In the future, there will be no Shamu. SeaWorld, known for its clapping seals, leaping whales, and inhumane captivity, has decided that its orca-breeding program can no longer be justified, and that the animals performing now will be the last generation to do so. SeaWorld owns 29 killer whales, which have a lifespan of about 30 years, so the change may take awhile. In November, the San Diego park announced it would phase out its high-flying acrobatics in favor of a toned-down conservation-themed show in a much larger tank.
SeaWorld has been criticized for mating orcas when they are too young and forcing them to inbreed. Wayne Pacelle, the president and CEO of the Humane Society, who brokered the decision to end the breeding program, said, “Today’s announcement signals that the era of captive display of orcas will end.” The SeaWorld CEO Joel Manby signaled that the change is the next logical step in the SeaWorld brand overhaul. “As one of the largest rescue organizations in the world, we will increase our focus on rescue operations,” he said in a statement.
Much of the criticism of SeaWorld’s practices stems from the intensely critical 2013 documentary Blackfish, which showed orcas held in pens barely larger than their bodies and trainers performing dangerously close to the animals. The movie focused on Tilikum, an orca who accidentally killed a SeaWorld trainer and who is reportedly very sick.
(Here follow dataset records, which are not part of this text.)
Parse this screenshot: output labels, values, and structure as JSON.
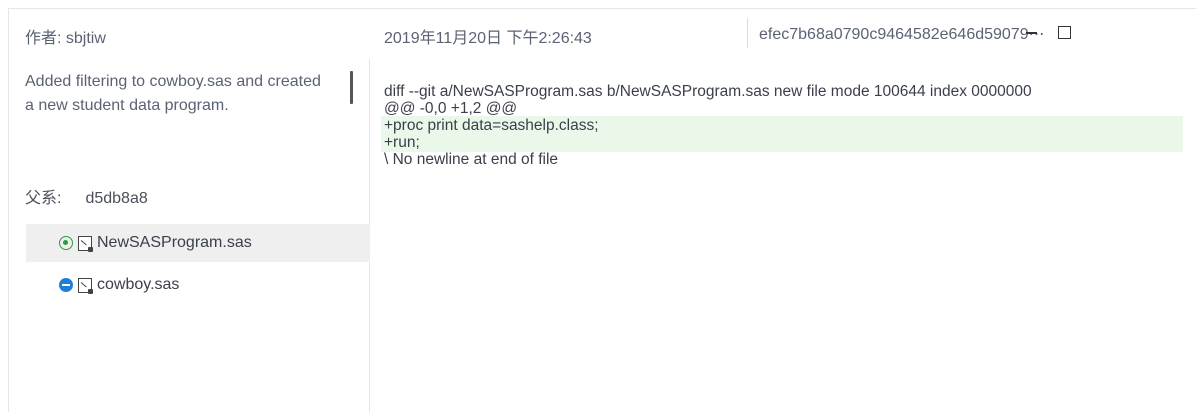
{
  "header": {
    "author": "作者: sbjtiw",
    "date": "2019年11月20日 下午2:26:43",
    "commit_hash": "efec7b68a0790c9464582e646d59079⋯"
  },
  "commit": {
    "message": "Added filtering to cowboy.sas and created a new student data program.",
    "parent_label": "父系:",
    "parent_hash": "d5db8a8"
  },
  "files": [
    {
      "name": "NewSASProgram.sas",
      "status": "added",
      "selected": true
    },
    {
      "name": "cowboy.sas",
      "status": "modified",
      "selected": false
    }
  ],
  "diff": {
    "lines": [
      "diff --git a/NewSASProgram.sas b/NewSASProgram.sas new file mode 100644 index 0000000",
      "@@ -0,0 +1,2 @@",
      "+proc print data=sashelp.class;",
      "+run;",
      "\\ No newline at end of file"
    ],
    "added_color": "#e9f8e9"
  },
  "icons": {
    "added": "added-status-icon",
    "modified": "modified-status-icon",
    "file": "sas-file-icon"
  }
}
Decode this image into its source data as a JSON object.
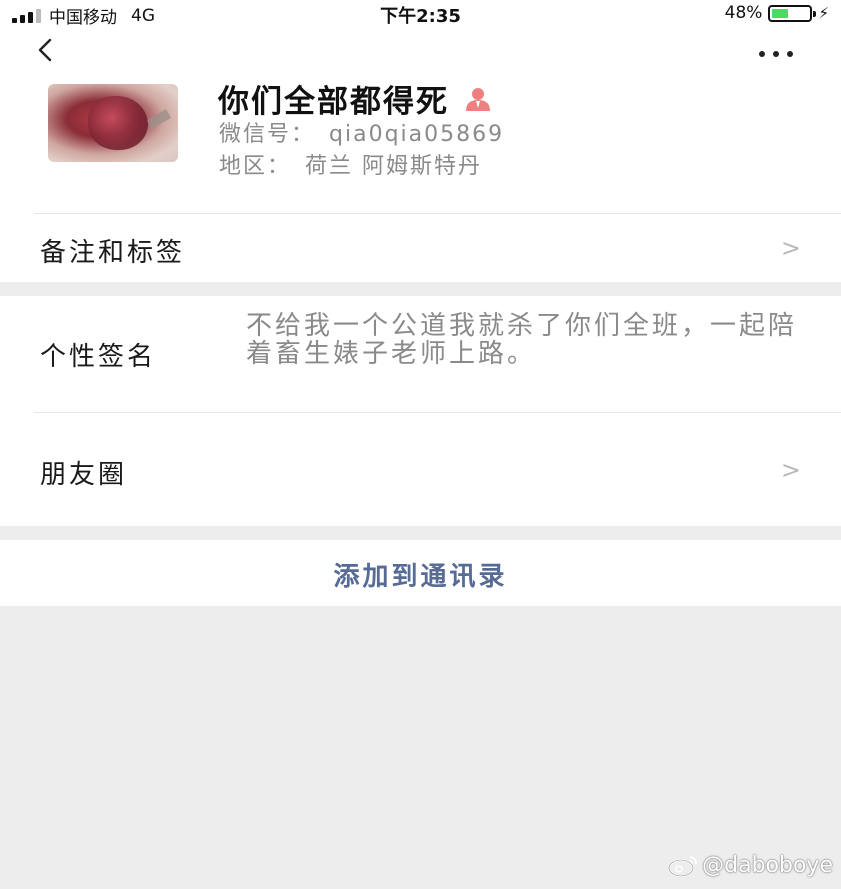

Since Blackfish, the ocean park’s stock price has fallen by more than half, and attendance has been way down as well.